Where there has been no progress is in reducing inequality. Figure 6 shows that inequality (measured by the familiar Gini coefficient) is lower than what it was just before the revolution but that it has stayed constant at a relatively high level by Middle Eastern standards, though not by Latin American standards. I liken the resilience of inequality in the face of deep revolutionary change to a situation in which the economic ladder on which individuals stand has remained the same while the people who stand on particular rungs have changed places. Changing the economic structure may take much longer and require the source of wealth to change from oil to human capital. Viewed in this light, Ahmadinejad’s attempt at redistribution using expenditure of oil money may create more inflation than redistribution. I don’t think any Iranian government is really in control of inequality.

The area where the government and the economy have failed most spectacularly is in providing jobs for the burgeoning youth population. The recent census of population revealed what surveys have been measuring for a number of years—an overall unemployment rate of 12.8 percent. This is an average figure that masks a huge difference between the rates of unemployment for those younger and older than 30. Figure 7 shows the rate of unemployment by age group. Young men suffer from unemployment rates in excess of 20 percent and women twice that. In contrast, older workers face unemployment rates less than 5 percent. Four out of every five unemployed persons are under the age of 30.

Coping with youth unemployment is not merely a matter of more investment. As we have seen, there has been plenty of that already. What is needed is more sophisticated economic and social policy. In particular, the young need the opportunity to compete with older workers for jobs, which can only happen if there is greater flexibility in the labor market. Lack of hope among youth has led to high rates of drug addiction and suicide. Something must be done, and done soon, to prevent generations of Iranians from entering adult life as parents, workers, and citizens having experienced social exclusion and lacking hope.

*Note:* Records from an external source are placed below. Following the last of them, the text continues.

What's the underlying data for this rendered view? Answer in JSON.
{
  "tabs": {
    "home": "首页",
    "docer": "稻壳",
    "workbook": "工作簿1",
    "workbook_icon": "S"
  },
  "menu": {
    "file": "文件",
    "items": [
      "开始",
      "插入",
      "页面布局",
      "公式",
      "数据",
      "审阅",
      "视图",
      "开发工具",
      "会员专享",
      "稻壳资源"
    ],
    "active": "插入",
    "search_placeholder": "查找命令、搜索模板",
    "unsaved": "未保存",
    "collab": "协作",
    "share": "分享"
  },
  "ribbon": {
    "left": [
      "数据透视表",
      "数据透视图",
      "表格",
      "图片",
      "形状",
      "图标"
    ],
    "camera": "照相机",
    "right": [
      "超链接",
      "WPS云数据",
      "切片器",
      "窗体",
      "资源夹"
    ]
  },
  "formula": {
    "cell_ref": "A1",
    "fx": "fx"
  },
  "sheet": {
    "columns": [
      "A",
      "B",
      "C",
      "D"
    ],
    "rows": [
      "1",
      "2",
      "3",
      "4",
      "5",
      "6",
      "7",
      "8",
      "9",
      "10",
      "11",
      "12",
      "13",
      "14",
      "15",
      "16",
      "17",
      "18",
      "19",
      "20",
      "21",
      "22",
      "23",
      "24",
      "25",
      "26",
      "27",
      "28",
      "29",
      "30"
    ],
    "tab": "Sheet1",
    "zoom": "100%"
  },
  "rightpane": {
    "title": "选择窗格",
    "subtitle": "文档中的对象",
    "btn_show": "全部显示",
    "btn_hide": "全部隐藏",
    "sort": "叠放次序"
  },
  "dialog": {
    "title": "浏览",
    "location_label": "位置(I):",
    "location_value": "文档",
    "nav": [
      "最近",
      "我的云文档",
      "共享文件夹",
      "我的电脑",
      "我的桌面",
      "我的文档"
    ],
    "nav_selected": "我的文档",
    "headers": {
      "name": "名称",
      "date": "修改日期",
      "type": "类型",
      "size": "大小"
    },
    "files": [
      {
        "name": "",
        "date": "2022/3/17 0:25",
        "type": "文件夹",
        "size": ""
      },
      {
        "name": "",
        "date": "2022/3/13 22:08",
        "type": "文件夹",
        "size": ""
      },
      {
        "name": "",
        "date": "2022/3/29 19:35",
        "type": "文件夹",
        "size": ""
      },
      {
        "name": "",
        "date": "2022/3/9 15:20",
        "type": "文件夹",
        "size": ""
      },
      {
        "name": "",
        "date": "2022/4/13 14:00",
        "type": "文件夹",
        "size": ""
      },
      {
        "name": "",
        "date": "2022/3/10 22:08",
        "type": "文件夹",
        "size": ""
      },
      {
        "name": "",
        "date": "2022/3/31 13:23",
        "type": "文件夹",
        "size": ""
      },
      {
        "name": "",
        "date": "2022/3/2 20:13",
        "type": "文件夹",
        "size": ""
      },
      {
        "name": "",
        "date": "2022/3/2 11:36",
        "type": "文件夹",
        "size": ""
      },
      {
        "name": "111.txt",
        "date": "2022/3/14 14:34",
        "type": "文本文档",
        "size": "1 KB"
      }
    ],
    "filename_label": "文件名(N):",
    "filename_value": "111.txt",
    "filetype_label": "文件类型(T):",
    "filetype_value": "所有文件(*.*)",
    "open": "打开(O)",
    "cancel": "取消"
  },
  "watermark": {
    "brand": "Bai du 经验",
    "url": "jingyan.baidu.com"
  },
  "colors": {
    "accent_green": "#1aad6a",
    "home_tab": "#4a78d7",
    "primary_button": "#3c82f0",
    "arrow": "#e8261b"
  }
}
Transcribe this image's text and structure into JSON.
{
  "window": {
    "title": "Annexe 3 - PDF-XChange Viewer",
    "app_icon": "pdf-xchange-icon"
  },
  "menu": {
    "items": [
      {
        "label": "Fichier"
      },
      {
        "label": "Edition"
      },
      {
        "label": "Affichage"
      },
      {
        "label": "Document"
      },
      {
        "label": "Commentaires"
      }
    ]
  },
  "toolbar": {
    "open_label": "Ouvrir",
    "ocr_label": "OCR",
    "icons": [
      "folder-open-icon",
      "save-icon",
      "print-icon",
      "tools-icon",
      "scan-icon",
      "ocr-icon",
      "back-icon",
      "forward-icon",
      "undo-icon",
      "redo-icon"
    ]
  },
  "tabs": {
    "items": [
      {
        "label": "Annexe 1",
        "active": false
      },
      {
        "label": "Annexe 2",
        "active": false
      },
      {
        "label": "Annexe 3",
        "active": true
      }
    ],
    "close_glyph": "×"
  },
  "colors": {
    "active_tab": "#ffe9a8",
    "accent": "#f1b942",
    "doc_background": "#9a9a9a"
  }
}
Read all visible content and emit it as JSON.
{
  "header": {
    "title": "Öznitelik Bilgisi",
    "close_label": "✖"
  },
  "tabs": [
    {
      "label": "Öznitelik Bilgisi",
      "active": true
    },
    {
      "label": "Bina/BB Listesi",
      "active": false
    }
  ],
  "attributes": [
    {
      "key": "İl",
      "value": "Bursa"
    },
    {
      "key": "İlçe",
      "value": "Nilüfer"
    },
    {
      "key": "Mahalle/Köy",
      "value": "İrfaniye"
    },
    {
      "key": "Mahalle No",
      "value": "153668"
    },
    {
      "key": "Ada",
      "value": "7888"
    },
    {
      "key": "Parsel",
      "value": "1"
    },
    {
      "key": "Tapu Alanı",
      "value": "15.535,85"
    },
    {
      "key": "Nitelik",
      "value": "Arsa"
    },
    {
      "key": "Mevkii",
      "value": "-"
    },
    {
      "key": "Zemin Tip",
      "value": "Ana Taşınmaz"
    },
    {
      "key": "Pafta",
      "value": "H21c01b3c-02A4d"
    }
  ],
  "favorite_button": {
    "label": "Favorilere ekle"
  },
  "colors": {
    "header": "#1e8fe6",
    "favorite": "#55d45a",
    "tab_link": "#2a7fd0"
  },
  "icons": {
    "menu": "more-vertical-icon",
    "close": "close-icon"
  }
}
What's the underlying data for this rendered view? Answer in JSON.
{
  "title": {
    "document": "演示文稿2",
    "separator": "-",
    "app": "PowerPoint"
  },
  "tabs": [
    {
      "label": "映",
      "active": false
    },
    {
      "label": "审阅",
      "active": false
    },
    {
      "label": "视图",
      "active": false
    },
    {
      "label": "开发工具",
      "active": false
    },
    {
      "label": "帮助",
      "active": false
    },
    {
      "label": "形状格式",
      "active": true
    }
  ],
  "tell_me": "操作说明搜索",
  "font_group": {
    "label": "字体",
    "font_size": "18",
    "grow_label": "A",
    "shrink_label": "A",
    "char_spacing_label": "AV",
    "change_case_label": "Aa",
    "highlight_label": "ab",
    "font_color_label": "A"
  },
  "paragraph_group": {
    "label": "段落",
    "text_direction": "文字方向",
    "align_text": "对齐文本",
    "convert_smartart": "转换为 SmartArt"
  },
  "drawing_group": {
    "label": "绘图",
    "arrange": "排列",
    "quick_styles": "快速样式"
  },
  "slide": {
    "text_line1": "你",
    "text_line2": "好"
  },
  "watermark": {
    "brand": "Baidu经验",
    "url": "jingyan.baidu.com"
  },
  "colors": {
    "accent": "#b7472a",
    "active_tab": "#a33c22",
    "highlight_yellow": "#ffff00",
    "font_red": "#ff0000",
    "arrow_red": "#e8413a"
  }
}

As with labor market reform, the greatest long term challenge is reforming the laws that set the rules of economic activity and therefore determine the rewards to individual effort, both in human capital and in private investment. Doing so requires deep institutional change in education and the labor markets to raise the reward to individual skills, and in the legal system to increase rewards to private economic activity. Iran is in need of better enforcement of existing laws and of more sophisticated laws, such as contract laws, as the economy becomes more complex. Even now, there are laws on the books against private and state monopolies, but enforcement is a matter of an independent and well functioning judiciary. So far, there is no evidence that the power of the para statals (bonyads) in the economy has diminished. The tension between the traditional and the modern interpretations of the sharia continues. The challenge is how to reconcile religious tradition with the needs of a modern economy and is, therefore, harder than fighting poverty. Politics interfere at every turn to prevent a compromise that would allow a competitive economy to function.

In many ways the overall picture is optimistic. Some very difficult social problems have been dealt with, chief among them has been persuading conservative rural families to adopt birth control and to send their children, especially girls, to school. There is parity now between boys and girls in school enrollment and attainment. There is plenty of “micro optimism” in the decisions of the families in how hard they work to educate their children and in their private sector investment behavior. Yet, at this time the political scene seems highly uncertain, giving room for “macro pessimism”. How Iran’s political leaders proceed to face the remaining challenges of modernization will determine if Iran can harness its immense human and natural resource potential to emerge as an Islamic Tiger rather than bogy man.